The Treatment

Early detection, evaluation and treatment can lead to better results and more successful outcomes. Several conservative and surgical options are available to help manage these conditions. Symptomatic relief can be provided through the administration of oral anti-inflammatory medications as well as through the use of injectable forms. These medications can provide temporary relief of pain and discomfort. They can help to reduce inflammation and swelling and can be administered on an as-needed basis. Custom-made foot orthotics can also be fabricated to reduce joint motion and slow deformity progression.

Frequently Asked Questions

Arthritis can develop following acute blunt joint trauma or repeated small injuries to the feet over many years.
Early in its development, arthritis may appear as a slight swelling at the the joint and may not be painful. However, as the problem progresses, the lump becomes larger and more prominent. This causes pain, localized tenderness and limitation of motion, and results in permanent deformation.

Patients with arthritis of the great toe joint may have to alter the pattern in which they walk to compensate for the discomfort and lack of flexibility they experience. This change in propulsion can lead to knee, hip and back pain due to the formation of an unnatural stride.

Early diagnosis is key to prevent the problem from progressing. Custom made shoe orthotics can be fabricated to slow the deformity process. These devices work by improving stability and reducing inappropriate joint motion.
Conservative care can help to reduce pain and discomfort at the great toe joint. Wider shoes, custom made orthotics, joint exercises and medication are among the available options. Surgery is usually the best option for patients with a significant deformity, joint adaptation and arthritis.
Computer assisted digital plain film radiographic analysis of the skeletal deformity prior to surgery is key to procedure planning. This method involves taking digital x-ray images with the patient standing in the angle and base of gait to simulate the weight bearing position while walking. The bones and joints of the foot and ankle are then evaluated using computer assistance. Surgical procedures can be customized and tailor fit to the needs of the patient in order to correct and realign the foot.

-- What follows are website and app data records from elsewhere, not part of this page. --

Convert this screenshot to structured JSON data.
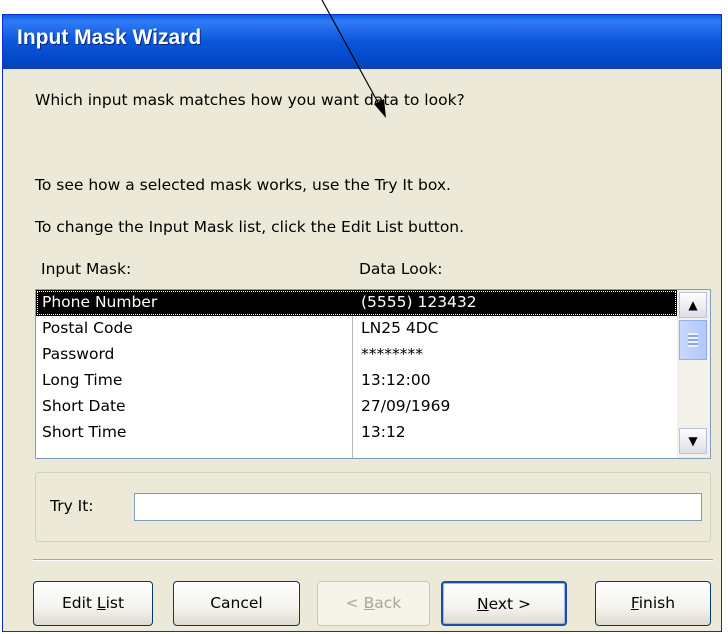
{
  "window": {
    "title": "Input Mask Wizard"
  },
  "instructions": {
    "question": "Which input mask matches how you want data to look?",
    "try_it_hint": "To see how a selected mask works, use the Try It box.",
    "edit_list_hint": "To change the Input Mask list, click the Edit List button."
  },
  "list": {
    "header_mask": "Input Mask:",
    "header_look": "Data Look:",
    "rows": [
      {
        "mask": "Phone Number",
        "look": "(5555) 123432",
        "selected": true
      },
      {
        "mask": "Postal Code",
        "look": "LN25 4DC"
      },
      {
        "mask": "Password",
        "look": "********"
      },
      {
        "mask": "Long Time",
        "look": "13:12:00"
      },
      {
        "mask": "Short Date",
        "look": "27/09/1969"
      },
      {
        "mask": "Short Time",
        "look": "13:12"
      }
    ]
  },
  "try_it": {
    "label": "Try It:",
    "value": ""
  },
  "buttons": {
    "edit_list_pre": "Edit ",
    "edit_list_acc": "L",
    "edit_list_post": "ist",
    "cancel": "Cancel",
    "back_pre": "< ",
    "back_acc": "B",
    "back_post": "ack",
    "next_acc": "N",
    "next_post": "ext >",
    "finish_acc": "F",
    "finish_post": "inish"
  },
  "icons": {
    "scroll_up": "▲",
    "scroll_down": "▼"
  }
}
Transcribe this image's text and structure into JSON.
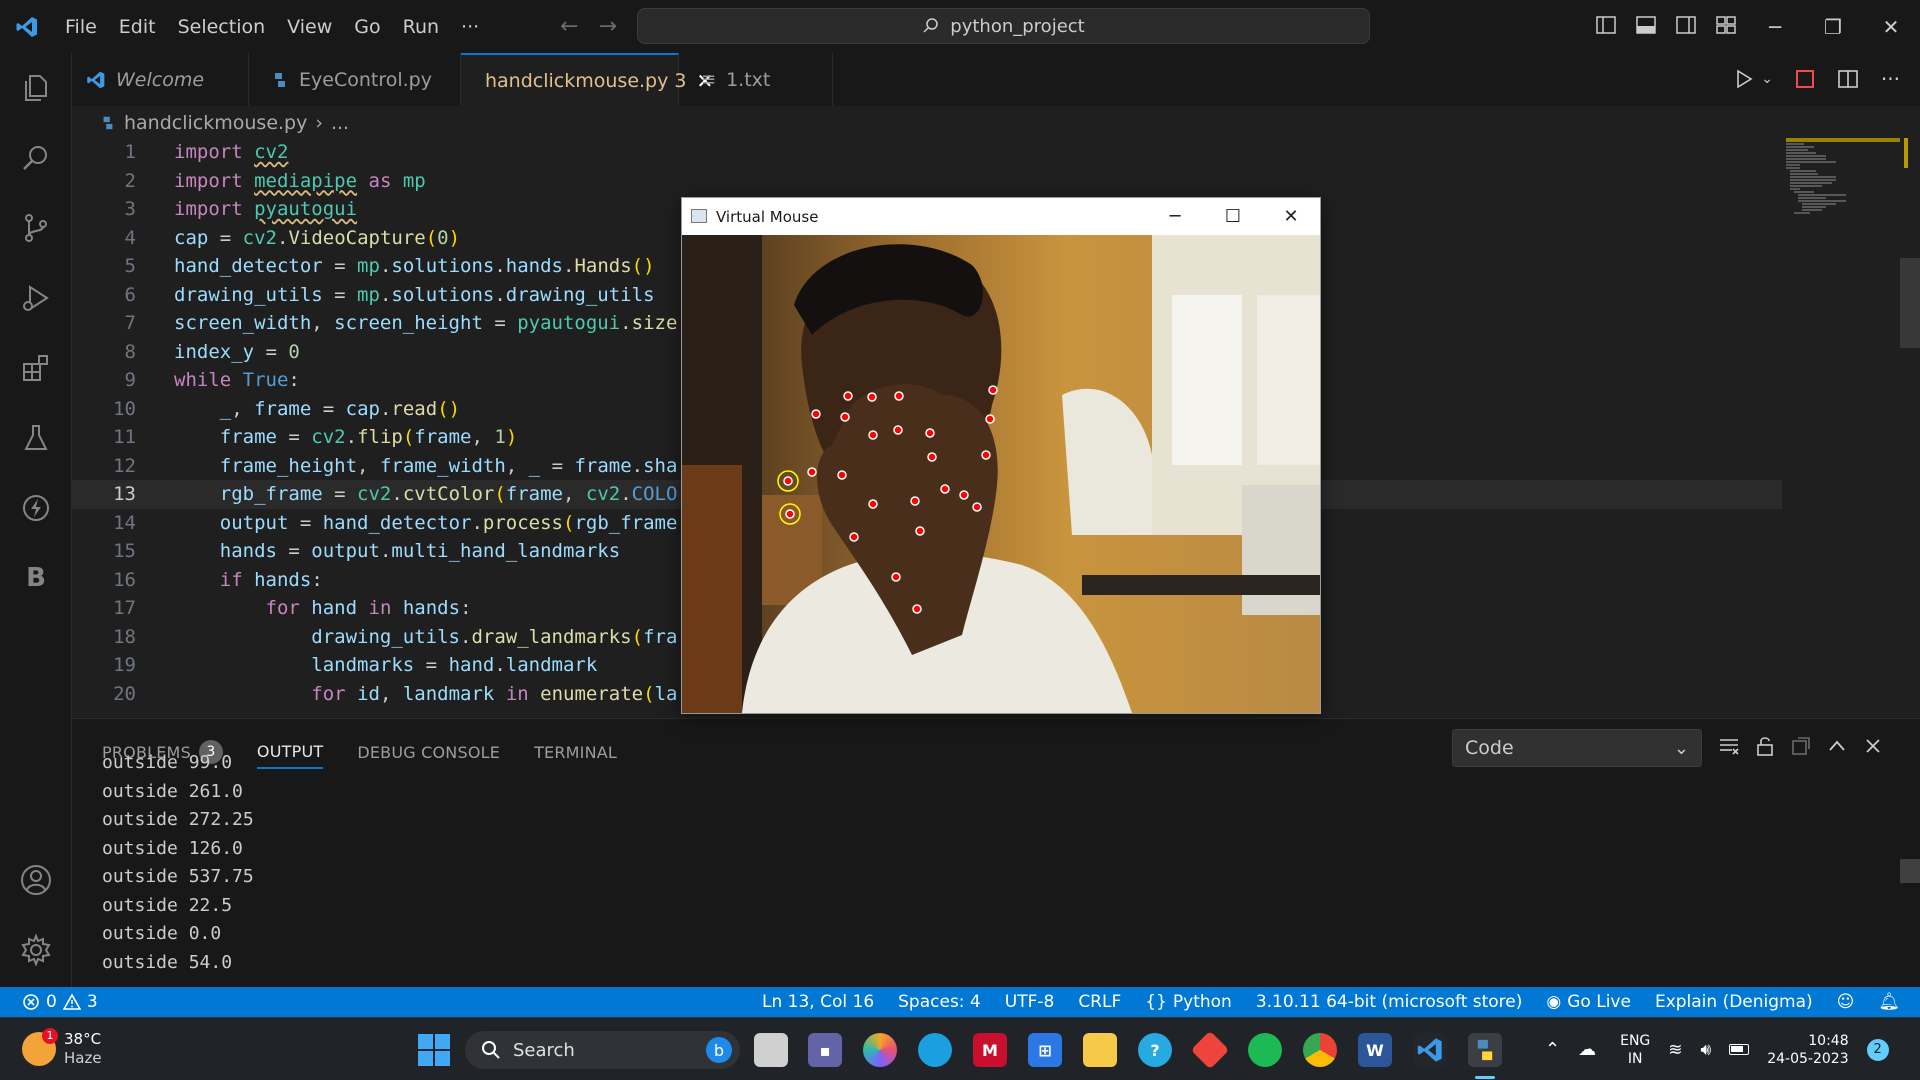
{
  "app": {
    "menu": [
      "File",
      "Edit",
      "Selection",
      "View",
      "Go",
      "Run",
      "···"
    ],
    "search_text": "python_project"
  },
  "tabs": [
    {
      "label": "Welcome"
    },
    {
      "label": "EyeControl.py"
    },
    {
      "label": "handclickmouse.py",
      "badge": "3"
    },
    {
      "label": "1.txt"
    }
  ],
  "breadcrumb": {
    "file": "handclickmouse.py",
    "rest": "..."
  },
  "editor": {
    "line_numbers": [
      "1",
      "2",
      "3",
      "4",
      "5",
      "6",
      "7",
      "8",
      "9",
      "10",
      "11",
      "12",
      "13",
      "14",
      "15",
      "16",
      "17",
      "18",
      "19",
      "20"
    ],
    "current_line": "13"
  },
  "panel": {
    "tabs": [
      "PROBLEMS",
      "OUTPUT",
      "DEBUG CONSOLE",
      "TERMINAL"
    ],
    "problems_count": "3",
    "output_channel": "Code",
    "output_lines": [
      "outside 99.0",
      "outside 261.0",
      "outside 272.25",
      "outside 126.0",
      "outside 537.75",
      "outside 22.5",
      "outside 0.0",
      "outside 54.0"
    ]
  },
  "statusbar": {
    "errors": "0",
    "warnings": "3",
    "position": "Ln 13, Col 16",
    "spaces": "Spaces: 4",
    "encoding": "UTF-8",
    "eol": "CRLF",
    "language": "Python",
    "interpreter": "3.10.11 64-bit (microsoft store)",
    "golive": "Go Live",
    "explain": "Explain (Denigma)"
  },
  "virtual_mouse": {
    "title": "Virtual Mouse"
  },
  "taskbar": {
    "weather_temp": "38°C",
    "weather_desc": "Haze",
    "weather_badge": "1",
    "search_label": "Search",
    "lang_top": "ENG",
    "lang_bottom": "IN",
    "time": "10:48",
    "date": "24-05-2023",
    "notif_count": "2"
  },
  "colors": {
    "accent": "#0078d4",
    "keyword": "#c586c0",
    "function": "#dcdcaa",
    "number": "#b5cea8",
    "modified_tab": "#e2c08d"
  }
}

Surgical treatment of great toe joint arthritis is usually addressed by joint fusion or joint replacement. The benefits of each procedure will be determined based upon your age and activity level. In some patients arthritis is due to bone spurs, which limit joint motion. The spurs can be removed in order to restore the normal anatomy and improve joint function.

Joint replacement is available for individuals that live a less demanding lifestyle. The surgical procedure involves the removal of the arthritic joint surface(s) with the introduction of an implant that mimics the contour and anatomy of a healthy joint. These implants are typically constructed from various metals and composite polymer compounds. Once replaced, the joint functions in a similar fashion to a healthy joint. It should exhibit improved motion with a reduction in pain. Recovery is approximately 3 weeks. Patients are allowed to bear weight on the surgical foot immediately. Following recovery, patients can engage in light sporting activities such as golf, cycling and swimming, but are advised to avoid high impact activities.